*Problem to work on*
An exact reproduction of each record is required.
The data section start
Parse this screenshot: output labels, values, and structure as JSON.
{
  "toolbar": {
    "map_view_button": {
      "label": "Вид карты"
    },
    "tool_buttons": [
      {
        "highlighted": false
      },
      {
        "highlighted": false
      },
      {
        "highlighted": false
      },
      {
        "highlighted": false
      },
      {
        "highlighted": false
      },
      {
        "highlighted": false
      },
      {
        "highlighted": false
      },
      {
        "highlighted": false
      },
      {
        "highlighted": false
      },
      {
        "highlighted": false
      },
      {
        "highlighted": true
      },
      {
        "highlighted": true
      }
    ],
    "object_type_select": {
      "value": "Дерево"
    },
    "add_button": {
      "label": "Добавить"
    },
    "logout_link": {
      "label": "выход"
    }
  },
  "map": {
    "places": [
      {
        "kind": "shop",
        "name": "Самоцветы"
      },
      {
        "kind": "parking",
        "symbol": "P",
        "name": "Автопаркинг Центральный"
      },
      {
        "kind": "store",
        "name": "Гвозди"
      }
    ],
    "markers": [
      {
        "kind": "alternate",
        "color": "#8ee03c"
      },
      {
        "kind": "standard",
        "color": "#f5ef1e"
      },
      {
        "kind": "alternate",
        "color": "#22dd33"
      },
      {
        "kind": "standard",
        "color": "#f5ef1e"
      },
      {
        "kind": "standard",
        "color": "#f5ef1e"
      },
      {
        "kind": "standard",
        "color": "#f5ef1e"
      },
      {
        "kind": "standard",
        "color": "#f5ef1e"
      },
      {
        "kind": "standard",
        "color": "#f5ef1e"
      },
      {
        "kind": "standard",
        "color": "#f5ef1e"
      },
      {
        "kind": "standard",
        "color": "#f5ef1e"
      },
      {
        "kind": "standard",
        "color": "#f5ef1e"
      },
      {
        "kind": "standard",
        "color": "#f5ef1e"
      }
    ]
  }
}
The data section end
*Answer box*
Parse this screenshot: output labels, values, and structure as JSON.
{
  "toolbar": {
    "map_view_button": {
      "label": "Вид карты"
    },
    "tool_buttons": [
      {
        "highlighted": false
      },
      {
        "highlighted": false
      },
      {
        "highlighted": false
      },
      {
        "highlighted": false
      },
      {
        "highlighted": false
      },
      {
        "highlighted": false
      },
      {
        "highlighted": false
      },
      {
        "highlighted": false
      },
      {
        "highlighted": false
      },
      {
        "highlighted": false
      },
      {
        "highlighted": true
      },
      {
        "highlighted": true
      }
    ],
    "object_type_select": {
      "value": "Дерево"
    },
    "add_button": {
      "label": "Добавить"
    },
    "logout_link": {
      "label": "выход"
    }
  },
  "map": {
    "places": [
      {
        "kind": "shop",
        "name": "Самоцветы"
      },
      {
        "kind": "parking",
        "symbol": "P",
        "name": "Автопаркинг Центральный"
      },
      {
        "kind": "store",
        "name": "Гвозди"
      }
    ],
    "markers": [
      {
        "kind": "alternate",
        "color": "#8ee03c"
      },
      {
        "kind": "standard",
        "color": "#f5ef1e"
      },
      {
        "kind": "alternate",
        "color": "#22dd33"
      },
      {
        "kind": "standard",
        "color": "#f5ef1e"
      },
      {
        "kind": "standard",
        "color": "#f5ef1e"
      },
      {
        "kind": "standard",
        "color": "#f5ef1e"
      },
      {
        "kind": "standard",
        "color": "#f5ef1e"
      },
      {
        "kind": "standard",
        "color": "#f5ef1e"
      },
      {
        "kind": "standard",
        "color": "#f5ef1e"
      },
      {
        "kind": "standard",
        "color": "#f5ef1e"
      },
      {
        "kind": "standard",
        "color": "#f5ef1e"
      },
      {
        "kind": "standard",
        "color": "#f5ef1e"
      }
    ]
  }
}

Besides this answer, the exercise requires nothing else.